24th August 2007, 17:53
hey ive found salamanders in wisconsin and other states before but never in my home state of michigan anyone know any good spots here???

rust
24th August 2007, 20:28
Have you checked a field guide? Usually that and a Gazeteer map will put you on the spot.

Kaysie
24th August 2007, 21:14
That, and good aerial maps.

The common species can be found in practically any woodlot that has vernal ponds (and some that don't).

i_love_necturus
24th August 2007, 23:39
Streams, rivers, and lakes in your area should have Common Mudpuppies ( Necturus maculosus,http://www.caudata.org/cc/species/Necturus/N_maculosus.shtml ), except I would think they would be hard to find this time of year.

onetwentysix
25th August 2007, 22:24
Actually, now might be a pretty good time of year to look for them (mudpuppies), though the recent rain will make things more difficult. I've had the best luck in semi-shallow areas of rivers (roughly 2-3 feet in all but the deepest parts) with lots of large rocks. Bring a swimsuit, a net and/or camera, and plenty of time. Swimming goggles may or may not be useful, to look into the water while the dirt from the rocks clears. Just lift any rocks over a foot in diameter carefully, look carefully, and then move on to the next rock. Five in three-four hours is generally a pretty good day, though not all rivers are creted equal. Anything connecting to the great lakes will probably be a good bet, depending on the level of lampricide and siltation.

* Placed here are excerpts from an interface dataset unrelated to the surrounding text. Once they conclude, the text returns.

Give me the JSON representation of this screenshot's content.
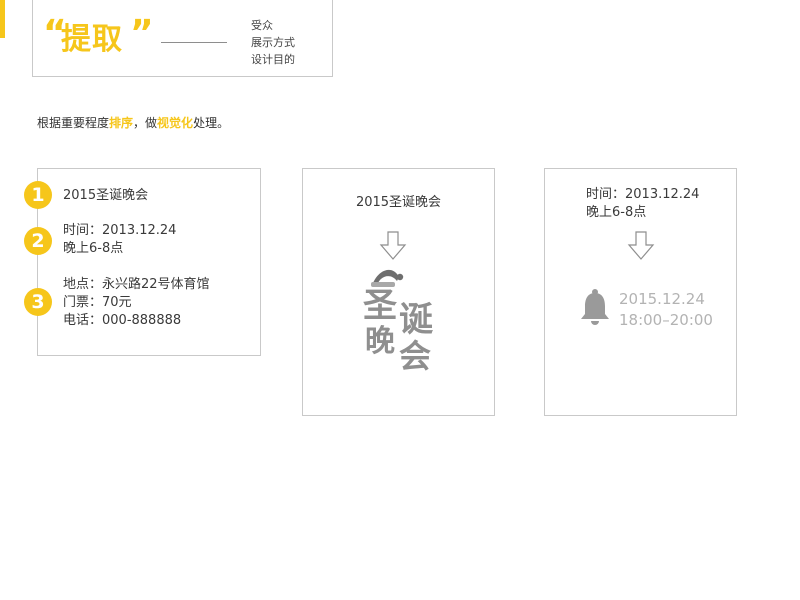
{
  "header": {
    "title": "提取",
    "quote_open": "“",
    "quote_close": "”",
    "items": [
      "受众",
      "展示方式",
      "设计目的"
    ]
  },
  "intro": {
    "before": "根据重要程度",
    "highlight1": "排序",
    "middle": "，做",
    "highlight2": "视觉化",
    "after": "处理。"
  },
  "card1": {
    "badges": [
      "1",
      "2",
      "3"
    ],
    "event": "2015圣诞晚会",
    "time": "时间：2013.12.24",
    "time_range": "晚上6-8点",
    "location": "地点：永兴路22号体育馆",
    "ticket": "门票：70元",
    "phone": "电话：000-888888"
  },
  "card2": {
    "event": "2015圣诞晚会",
    "logo_text": [
      "圣",
      "诞",
      "晚",
      "会"
    ]
  },
  "card3": {
    "time": "时间：2013.12.24",
    "time_range": "晚上6-8点",
    "date": "2015.12.24",
    "hours": "18:00–20:00"
  },
  "colors": {
    "accent": "#f6c61b",
    "border": "#c9c9c9",
    "muted": "#b3b3b3"
  }
}
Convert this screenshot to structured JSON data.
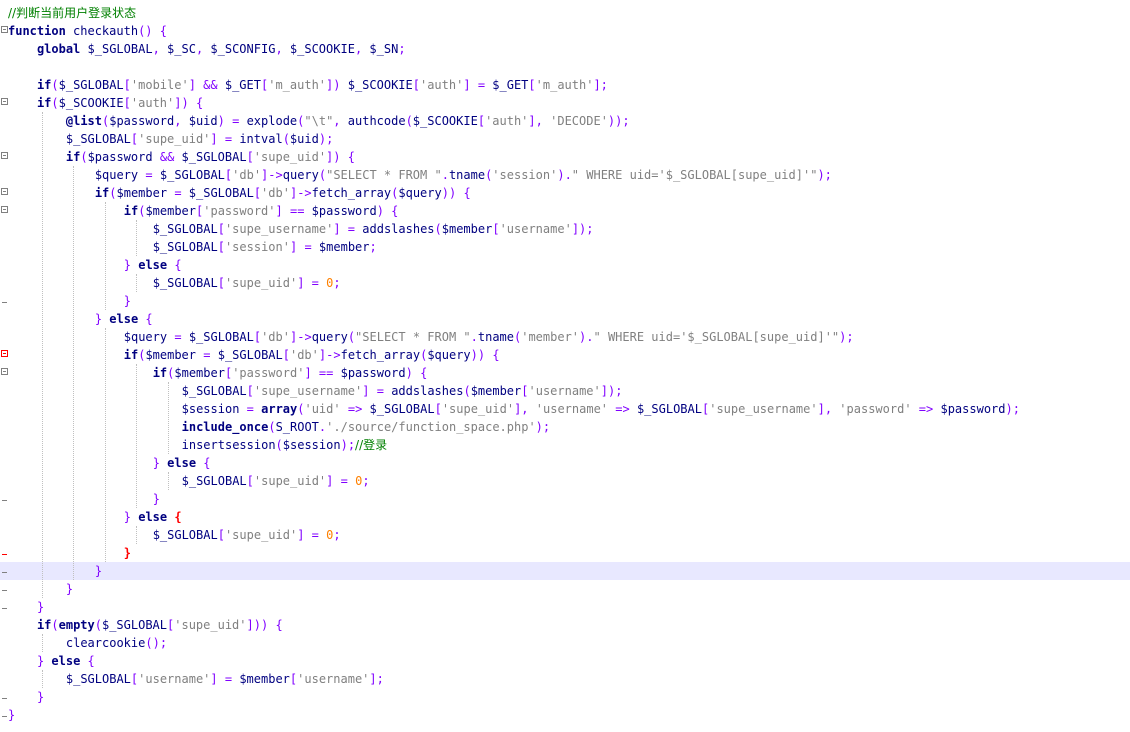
{
  "editor": {
    "lines": [
      "//判断当前用户登录状态",
      "function checkauth() {",
      "    global $_SGLOBAL, $_SC, $_SCONFIG, $_SCOOKIE, $_SN;",
      "",
      "    if($_SGLOBAL['mobile'] && $_GET['m_auth']) $_SCOOKIE['auth'] = $_GET['m_auth'];",
      "    if($_SCOOKIE['auth']) {",
      "        @list($password, $uid) = explode(\"\\t\", authcode($_SCOOKIE['auth'], 'DECODE'));",
      "        $_SGLOBAL['supe_uid'] = intval($uid);",
      "        if($password && $_SGLOBAL['supe_uid']) {",
      "            $query = $_SGLOBAL['db']->query(\"SELECT * FROM \".tname('session').\" WHERE uid='$_SGLOBAL[supe_uid]'\");",
      "            if($member = $_SGLOBAL['db']->fetch_array($query)) {",
      "                if($member['password'] == $password) {",
      "                    $_SGLOBAL['supe_username'] = addslashes($member['username']);",
      "                    $_SGLOBAL['session'] = $member;",
      "                } else {",
      "                    $_SGLOBAL['supe_uid'] = 0;",
      "                }",
      "            } else {",
      "                $query = $_SGLOBAL['db']->query(\"SELECT * FROM \".tname('member').\" WHERE uid='$_SGLOBAL[supe_uid]'\");",
      "                if($member = $_SGLOBAL['db']->fetch_array($query)) {",
      "                    if($member['password'] == $password) {",
      "                        $_SGLOBAL['supe_username'] = addslashes($member['username']);",
      "                        $session = array('uid' => $_SGLOBAL['supe_uid'], 'username' => $_SGLOBAL['supe_username'], 'password' => $password);",
      "                        include_once(S_ROOT.'./source/function_space.php');",
      "                        insertsession($session);//登录",
      "                    } else {",
      "                        $_SGLOBAL['supe_uid'] = 0;",
      "                    }",
      "                } else {",
      "                    $_SGLOBAL['supe_uid'] = 0;",
      "                }",
      "            }",
      "        }",
      "    }",
      "    if(empty($_SGLOBAL['supe_uid'])) {",
      "        clearcookie();",
      "    } else {",
      "        $_SGLOBAL['username'] = $member['username'];",
      "    }",
      "}"
    ],
    "current_line": 31,
    "colors": {
      "keyword": "#000080",
      "string": "#808080",
      "number": "#ff8000",
      "comment": "#008000",
      "current_line_bg": "#e8e8ff",
      "fold_marker": "#808080",
      "fold_marker_active": "#ff0000"
    }
  }
}
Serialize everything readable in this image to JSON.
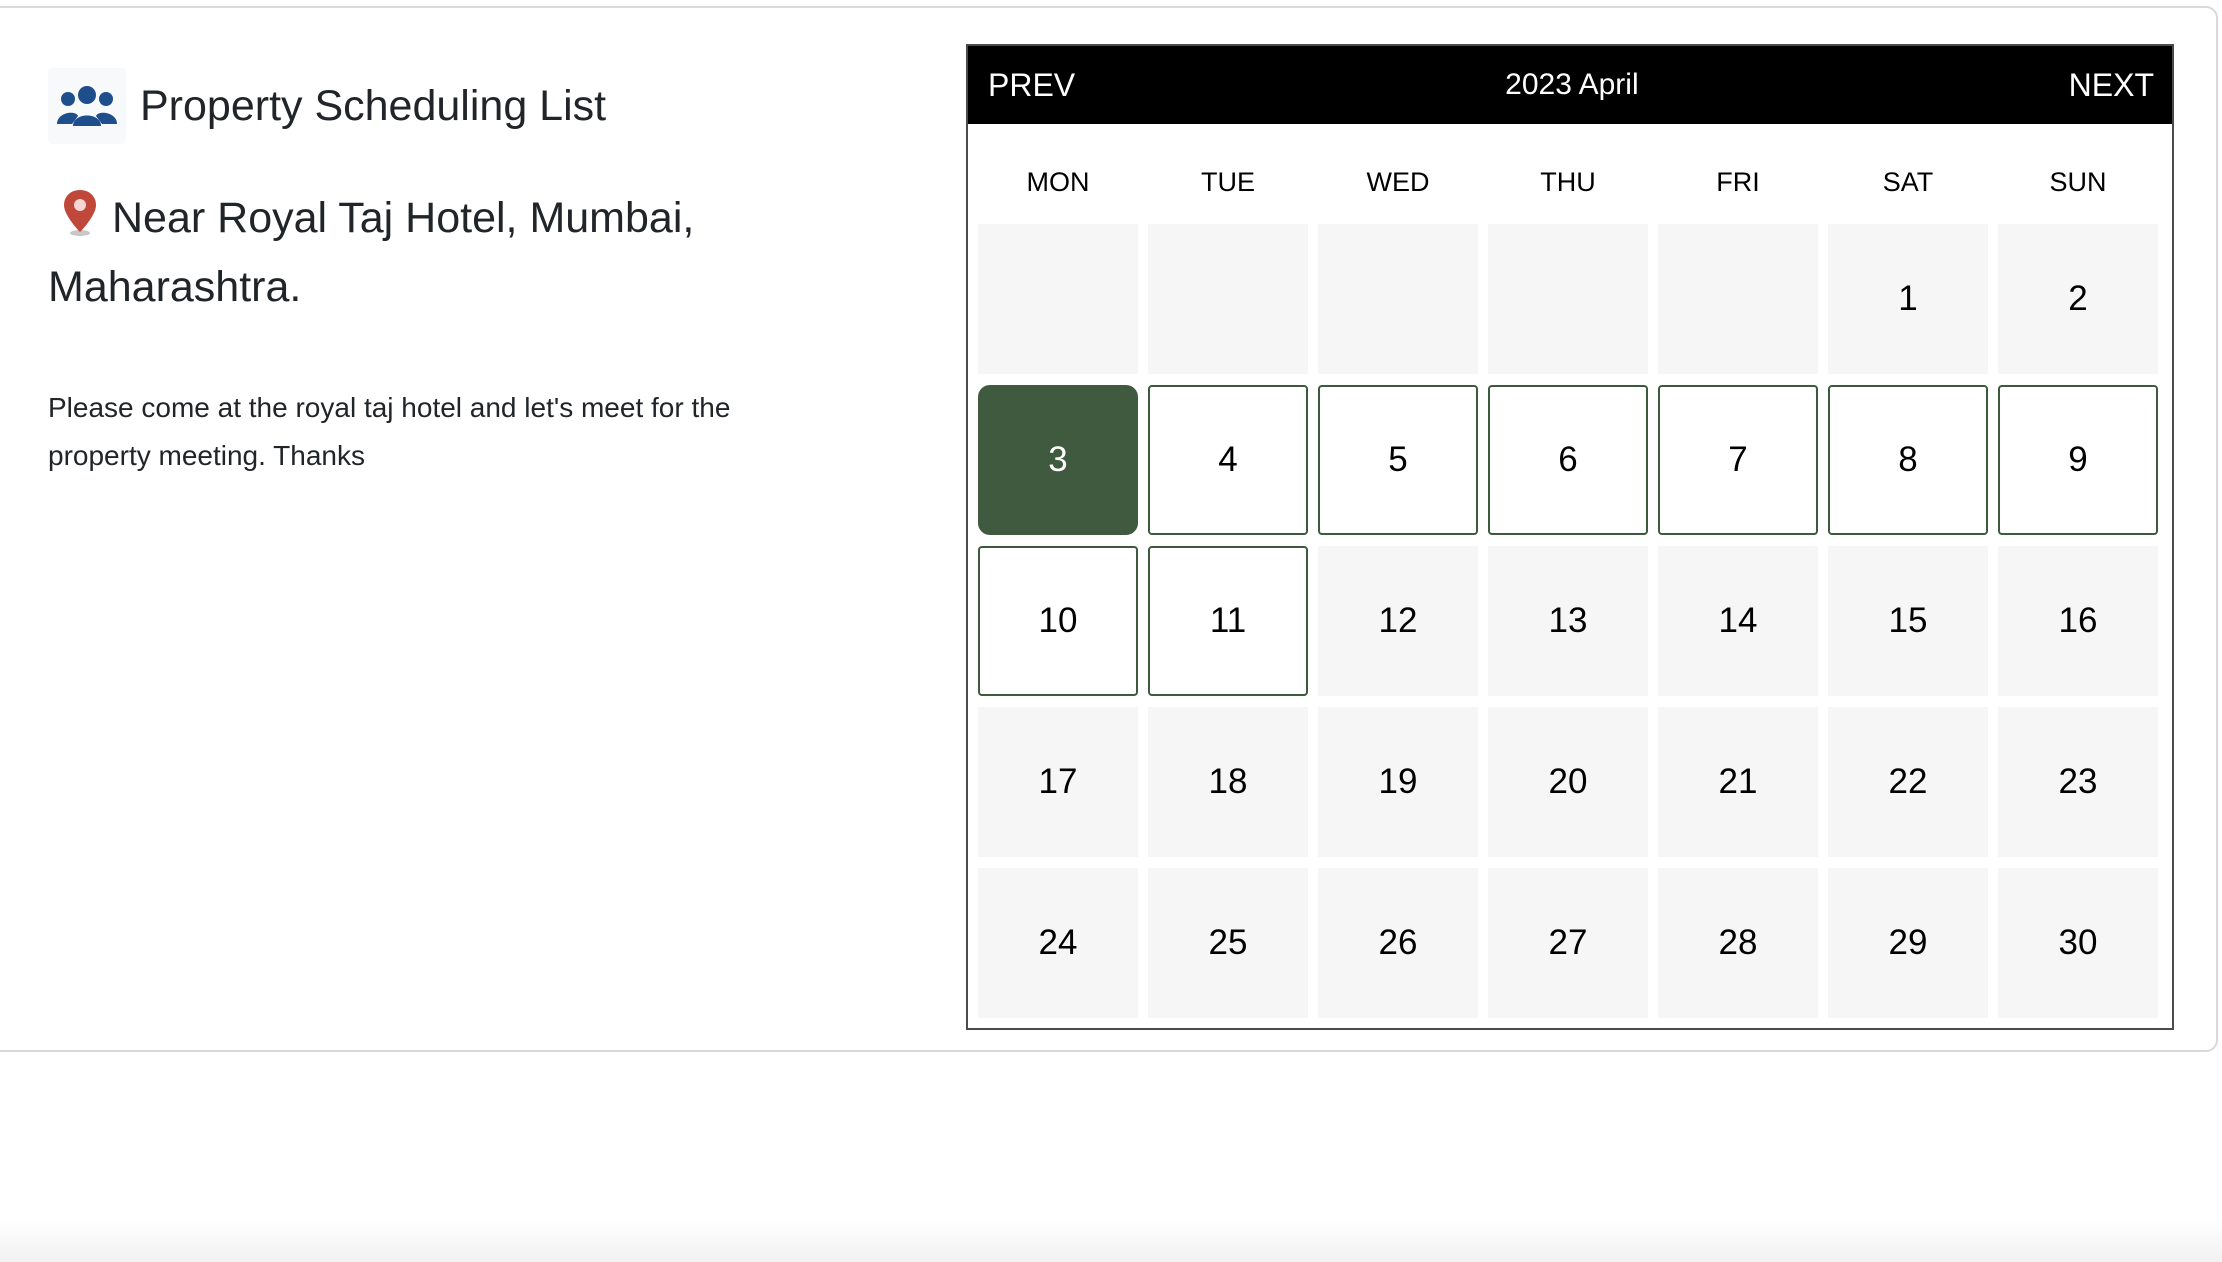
{
  "header": {
    "title": "Property Scheduling List",
    "title_icon": "users-icon"
  },
  "location": {
    "icon": "map-pin-icon",
    "address": "Near Royal Taj Hotel, Mumbai, Maharashtra."
  },
  "message": "Please come at the royal taj hotel and let's meet for the property meeting. Thanks",
  "calendar": {
    "prev_label": "PREV",
    "next_label": "NEXT",
    "title": "2023 April",
    "weekdays": [
      "MON",
      "TUE",
      "WED",
      "THU",
      "FRI",
      "SAT",
      "SUN"
    ],
    "leading_blank_days": 5,
    "days": [
      "1",
      "2",
      "3",
      "4",
      "5",
      "6",
      "7",
      "8",
      "9",
      "10",
      "11",
      "12",
      "13",
      "14",
      "15",
      "16",
      "17",
      "18",
      "19",
      "20",
      "21",
      "22",
      "23",
      "24",
      "25",
      "26",
      "27",
      "28",
      "29",
      "30"
    ],
    "selected_day": "3",
    "available_days": [
      "4",
      "5",
      "6",
      "7",
      "8",
      "9",
      "10",
      "11"
    ],
    "colors": {
      "selected": "#3f5a3e",
      "header_bg": "#000000",
      "cell_bg": "#f6f6f6"
    }
  }
}
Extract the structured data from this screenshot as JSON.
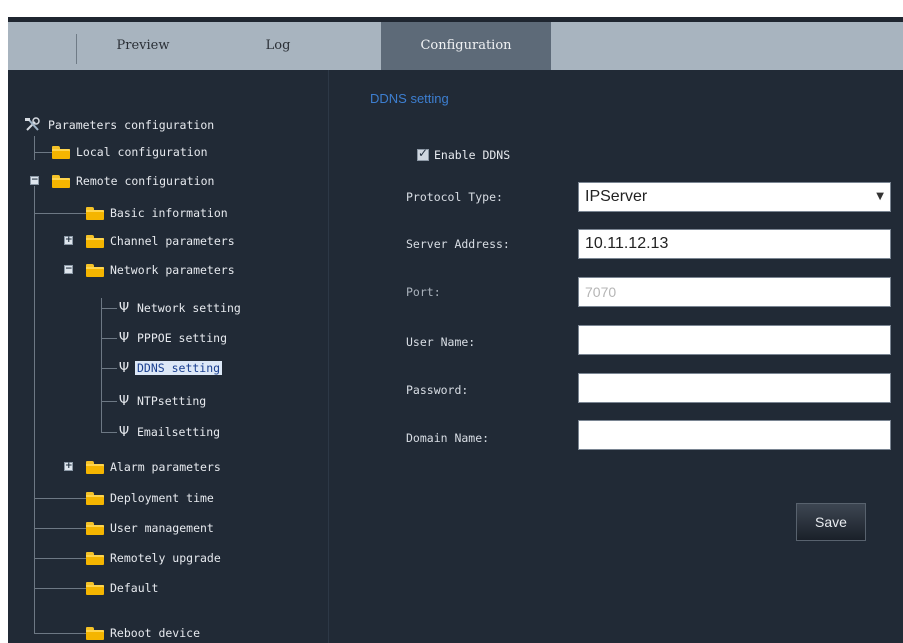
{
  "tabs": [
    {
      "label": "Preview",
      "active": false
    },
    {
      "label": "Log",
      "active": false
    },
    {
      "label": "Configuration",
      "active": true
    }
  ],
  "tree": {
    "root": "Parameters configuration",
    "local": "Local configuration",
    "remote": "Remote configuration",
    "basic": "Basic information",
    "channel": "Channel parameters",
    "network": "Network parameters",
    "network_setting": "Network setting",
    "pppoe_setting": "PPPOE setting",
    "ddns_setting": "DDNS setting",
    "ntp_setting": "NTPsetting",
    "email_setting": "Emailsetting",
    "alarm": "Alarm parameters",
    "deployment": "Deployment time",
    "user": "User management",
    "upgrade": "Remotely upgrade",
    "default": "Default",
    "reboot": "Reboot device"
  },
  "form": {
    "title": "DDNS setting",
    "enable_label": "Enable DDNS",
    "enable_checked": true,
    "protocol_label": "Protocol Type:",
    "protocol_value": "IPServer",
    "server_label": "Server Address:",
    "server_value": "10.11.12.13",
    "port_label": "Port:",
    "port_value": "7070",
    "username_label": "User Name:",
    "username_value": "",
    "password_label": "Password:",
    "password_value": "",
    "domain_label": "Domain Name:",
    "domain_value": "",
    "save_label": "Save"
  },
  "colors": {
    "background": "#212a36",
    "tabbar": "#a8b4bf",
    "active_tab": "#5d6a78",
    "accent": "#3d7fd1",
    "folder": "#f5b500"
  }
}
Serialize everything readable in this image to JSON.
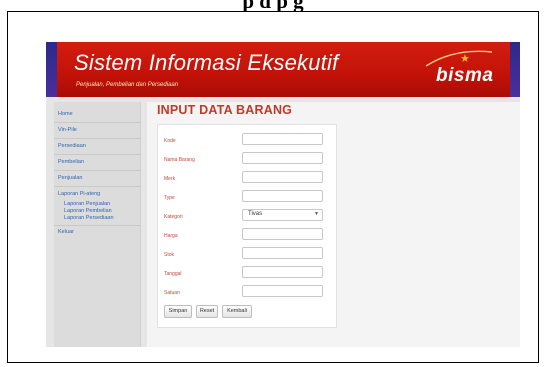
{
  "document": {
    "heading": "p     d                p                g"
  },
  "app": {
    "title": "Sistem Informasi Eksekutif",
    "subtitle": "Penjualan, Pembelian dan Persediaan",
    "logo_text": "bisma",
    "colors": {
      "header_red": "#c21208",
      "header_stripe_purple": "#3b2a96",
      "form_title_red": "#c0392b",
      "nav_link_blue": "#2f64b5",
      "logo_star_orange": "#f3b332"
    }
  },
  "sidebar": {
    "items": [
      {
        "label": "Home"
      },
      {
        "label": "Vin-Pile"
      },
      {
        "label": "Persediaan"
      },
      {
        "label": "Pembelian"
      },
      {
        "label": "Penjualan"
      },
      {
        "label": "Laporan Pi-ateng"
      },
      {
        "label": "Laporan Penjualan"
      },
      {
        "label": "Laporan Pembelian"
      },
      {
        "label": "Laporan Persediaan"
      },
      {
        "label": "Keluar"
      }
    ]
  },
  "form": {
    "title": "INPUT DATA BARANG",
    "fields": [
      {
        "label": "Kode",
        "value": ""
      },
      {
        "label": "Nama Barang",
        "value": ""
      },
      {
        "label": "Merk",
        "value": ""
      },
      {
        "label": "Type",
        "value": ""
      },
      {
        "label": "Kategori",
        "value": "Tivas",
        "kind": "select"
      },
      {
        "label": "Harga",
        "value": ""
      },
      {
        "label": "Stok",
        "value": ""
      },
      {
        "label": "Tanggal",
        "value": ""
      },
      {
        "label": "Satuan",
        "value": ""
      }
    ],
    "buttons": {
      "submit": "Simpan",
      "reset": "Reset",
      "back": "Kembali"
    },
    "select_arrow_icon": "triangle-down"
  }
}
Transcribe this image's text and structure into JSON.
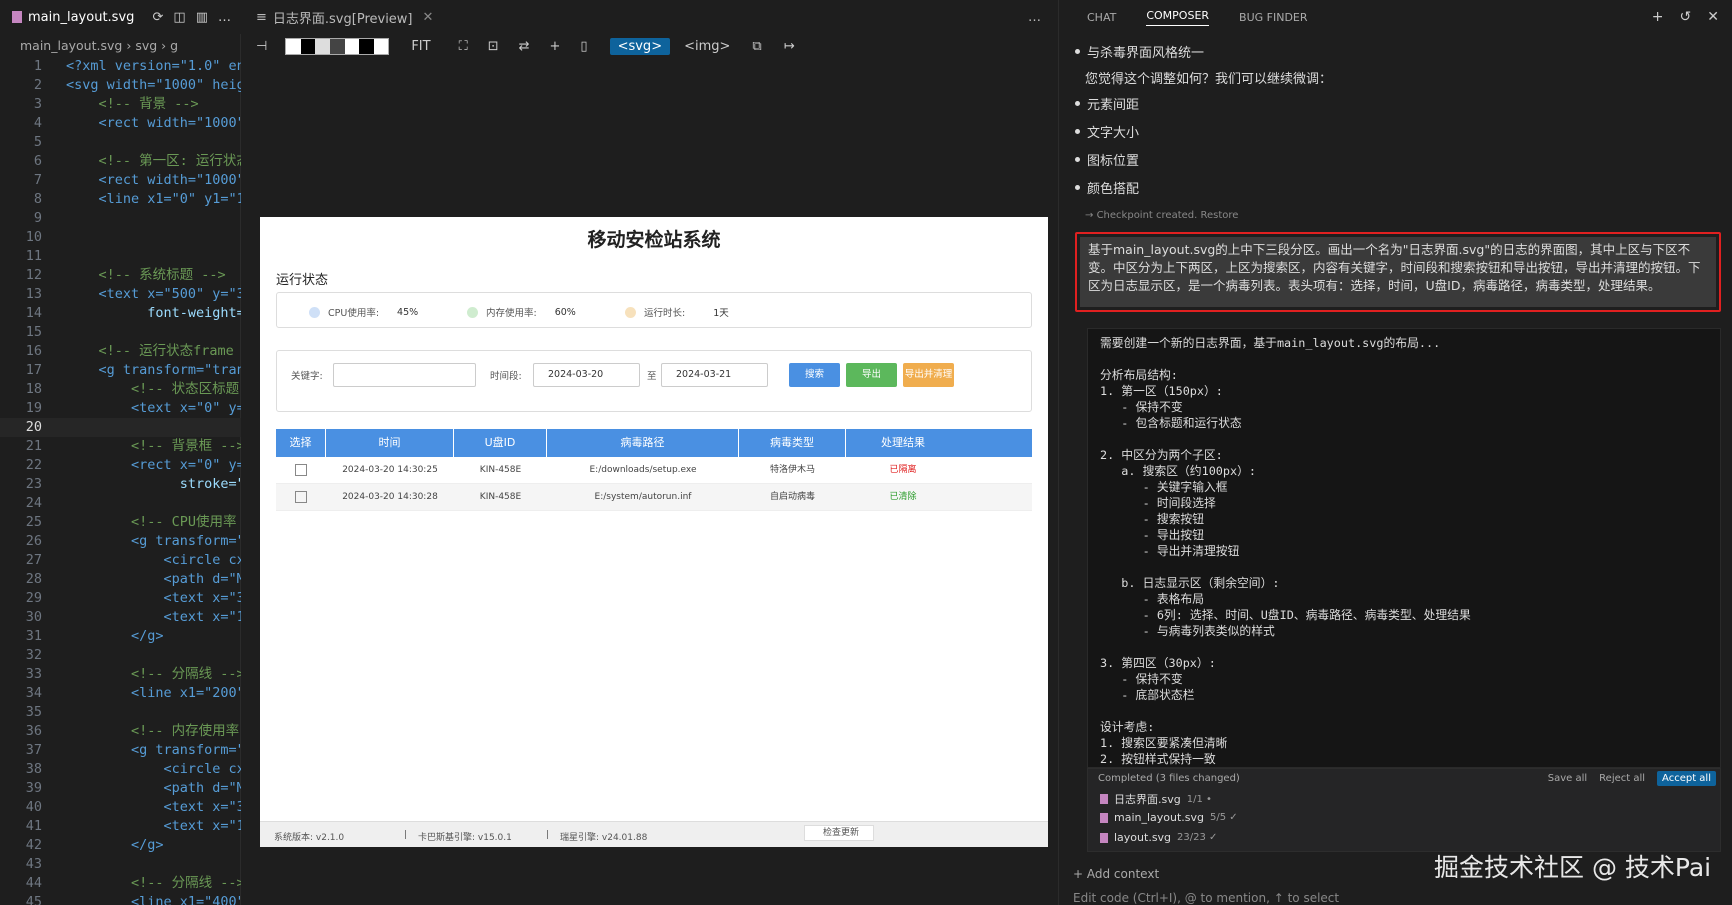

ssmithusp
26th August 2007, 19:36
I live on a river in southern Michigan and have had a very hard time finding any salamanders or mudpuppies. I own 50 acres of wooded wetland - right now with the rains the river is high and about 20 acres are under water. My only guess is that the periodic flooding is why I never find any salamanders. Do they get washed away and avoid such areas? When I go about 20 miles south to my family's farm, I find tigers, redbacks and spotted salamander egg sacks (haven't found the actual spotted salamanders yet). I have flipped logs on my property and searched the shallow water in the spring, and I have not found anything in the 18 years I have lived here. The river in this area is not rocky, pretty much a sandy bottom. Any ideas of other searching techiques - or should I just keep looking everywhere else except my own wooded property?

onetwentysix
26th August 2007, 21:33
I'd guess that the flooding has a major part in the lack of salamanders, as does the close proximity to the river. I've never had much luck near rivers (for Ambystomids). I don't know if the river is a sink for adults/juvies, if it's the flooding you mentioned, or if the water level is too high for their burrows, but these habitats haven't been very rewarding for me, though you might find newts in similar areas.

If you want to go look for salamander locations, a good way to find them is roadcruising. In the spring, wait for the first good rain of the year at night (wood frogs will be calling if the timing is right), and drive slow on country roads near wetland. The salamanders will look like little sticks with heads sticking up. Still, it doesn't really help you now though.

The sandy bottom doesn't matter for mudpuppies, but you're not going to find them if there aren't any rocks to overturn. If you really want to find them, you might want to get a good map and drive out to a bunch of bridges, looking for a shallow area with lots of rocks. I've had the best luck in 2-3 feet of water, with rocks over 12 inches in diameter.

i_love_necturus
26th August 2007, 21:47
Another thing about the mudpuppies is to check around in the spring in the areas that Peter was talking about for necturus nests. It would be neat to find a nest loaded with eggs. And if you did find a nest it would give you a good idea of were they are in that particular river.

onetwentysix
26th August 2007, 23:12
You're actually more likely to find the nests in late May, June, or early July, depending on where you live, with June probably being the best. I haven't been fortunate enough to find any nests, but some of my friends have. The nests are usually guarded by a female, though they found lone nests as well. But typically, it's a lot harder to find a nest than it is to find an adult.

ssmithusp
27th August 2007, 00:59
Thanks for the ideas. Speaking of maybe finding newts, the river turns around my property and there is a shallow river back water area that is only about 12 - 20 inches deep (you can't step out though, you would sink in muck to your knees). Lots of water lilies, submerged plants, algae and tons of turtles live in this area. Lots of birds feed in this here (herons, kingfishers). I have netted and only come up with plants and turtles. Does this sound like an area I would find newts - or should I stop looking?

onetwentysix
1st September 2007, 20:45
Thanks for the ideas. Speaking of maybe finding newts, the river turns around my property and there is a shallow river back water area that is only about 12 - 20 inches deep (you can't step out though, you would sink in muck to your knees). Lots of water lilies, submerged plants, algae and tons of turtles live in this area. Lots of birds feed in this here (herons, kingfishers). I have netted and only come up with plants and turtles. Does this sound like an area I would find newts - or should I stop looking?

It's definately possible, though you should keep in mind that they may have a patchy distribution and not occur in your area at all. I know that in Wisconsin, I've only found them in two places in the entire state, though I'm most frequently near the edge of their range.

In the northern states, I've found them mostly in beaver pond type areas, though they do occur in lakes and areas like you described.

John
16th November 2007, 18:53
Kbkid, please read the Locality Information Policy (http://www.caudata.org/forum/showthread.php?t=48740) - you are in contravention of the rules.